(Beginning of DATASET EXCERPTS)

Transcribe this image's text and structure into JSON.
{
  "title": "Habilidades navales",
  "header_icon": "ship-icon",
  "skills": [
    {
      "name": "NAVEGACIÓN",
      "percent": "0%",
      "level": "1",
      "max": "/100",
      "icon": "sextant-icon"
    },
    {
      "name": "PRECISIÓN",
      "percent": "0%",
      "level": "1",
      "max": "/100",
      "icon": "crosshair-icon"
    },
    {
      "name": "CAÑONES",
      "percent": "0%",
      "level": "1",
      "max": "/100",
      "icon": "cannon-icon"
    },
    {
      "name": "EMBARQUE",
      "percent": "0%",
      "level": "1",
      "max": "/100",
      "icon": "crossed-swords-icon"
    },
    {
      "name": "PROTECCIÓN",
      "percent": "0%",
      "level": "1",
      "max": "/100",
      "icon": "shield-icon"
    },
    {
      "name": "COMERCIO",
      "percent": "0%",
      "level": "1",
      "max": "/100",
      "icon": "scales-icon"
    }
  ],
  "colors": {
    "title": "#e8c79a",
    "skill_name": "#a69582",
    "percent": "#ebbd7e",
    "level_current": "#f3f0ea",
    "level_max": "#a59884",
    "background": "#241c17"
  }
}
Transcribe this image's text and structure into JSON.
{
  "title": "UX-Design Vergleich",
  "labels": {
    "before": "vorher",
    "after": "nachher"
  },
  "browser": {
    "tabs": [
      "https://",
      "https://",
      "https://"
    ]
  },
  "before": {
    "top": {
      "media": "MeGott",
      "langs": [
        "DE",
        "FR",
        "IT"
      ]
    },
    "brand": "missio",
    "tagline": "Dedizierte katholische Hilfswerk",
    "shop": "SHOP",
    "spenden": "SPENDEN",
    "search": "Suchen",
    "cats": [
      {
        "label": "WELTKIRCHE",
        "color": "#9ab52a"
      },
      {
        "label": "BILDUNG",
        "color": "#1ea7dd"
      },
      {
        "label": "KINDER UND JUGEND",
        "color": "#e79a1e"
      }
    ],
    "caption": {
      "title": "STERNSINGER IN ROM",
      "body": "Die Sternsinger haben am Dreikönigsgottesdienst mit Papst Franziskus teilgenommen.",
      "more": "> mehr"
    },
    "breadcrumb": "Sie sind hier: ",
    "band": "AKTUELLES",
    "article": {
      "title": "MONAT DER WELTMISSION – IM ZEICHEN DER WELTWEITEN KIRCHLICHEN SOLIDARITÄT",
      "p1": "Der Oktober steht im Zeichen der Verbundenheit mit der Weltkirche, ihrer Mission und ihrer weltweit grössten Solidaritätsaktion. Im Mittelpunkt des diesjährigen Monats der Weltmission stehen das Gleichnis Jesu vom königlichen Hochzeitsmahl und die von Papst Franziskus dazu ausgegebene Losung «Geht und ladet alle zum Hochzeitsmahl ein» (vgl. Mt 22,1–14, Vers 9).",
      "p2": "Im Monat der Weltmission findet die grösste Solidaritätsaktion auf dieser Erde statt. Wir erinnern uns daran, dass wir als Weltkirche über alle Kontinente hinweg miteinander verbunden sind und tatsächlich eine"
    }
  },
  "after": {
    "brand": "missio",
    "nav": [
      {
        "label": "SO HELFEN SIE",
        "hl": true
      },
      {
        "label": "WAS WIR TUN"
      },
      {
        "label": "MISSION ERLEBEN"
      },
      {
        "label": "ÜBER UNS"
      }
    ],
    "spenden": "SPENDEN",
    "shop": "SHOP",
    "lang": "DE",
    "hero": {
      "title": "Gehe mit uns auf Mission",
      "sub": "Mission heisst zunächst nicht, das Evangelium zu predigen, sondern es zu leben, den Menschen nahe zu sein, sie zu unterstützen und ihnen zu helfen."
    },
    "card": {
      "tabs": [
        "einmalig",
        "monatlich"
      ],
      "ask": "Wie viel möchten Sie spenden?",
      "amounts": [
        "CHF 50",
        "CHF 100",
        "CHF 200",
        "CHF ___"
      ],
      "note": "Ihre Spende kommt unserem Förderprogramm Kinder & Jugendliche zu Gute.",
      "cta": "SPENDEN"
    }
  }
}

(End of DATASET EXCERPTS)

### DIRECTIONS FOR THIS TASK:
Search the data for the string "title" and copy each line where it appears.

### ANSWER FOR THIS EXERCISE:
  "title": "Habilidades navales",
    "title": "#e8c79a",
  "title": "UX-Design Vergleich",
      "title": "STERNSINGER IN ROM",
      "title": "MONAT DER WELTMISSION – IM ZEICHEN DER WELTWEITEN KIRCHLICHEN SOLIDARITÄT",
      "title": "Gehe mit uns auf Mission",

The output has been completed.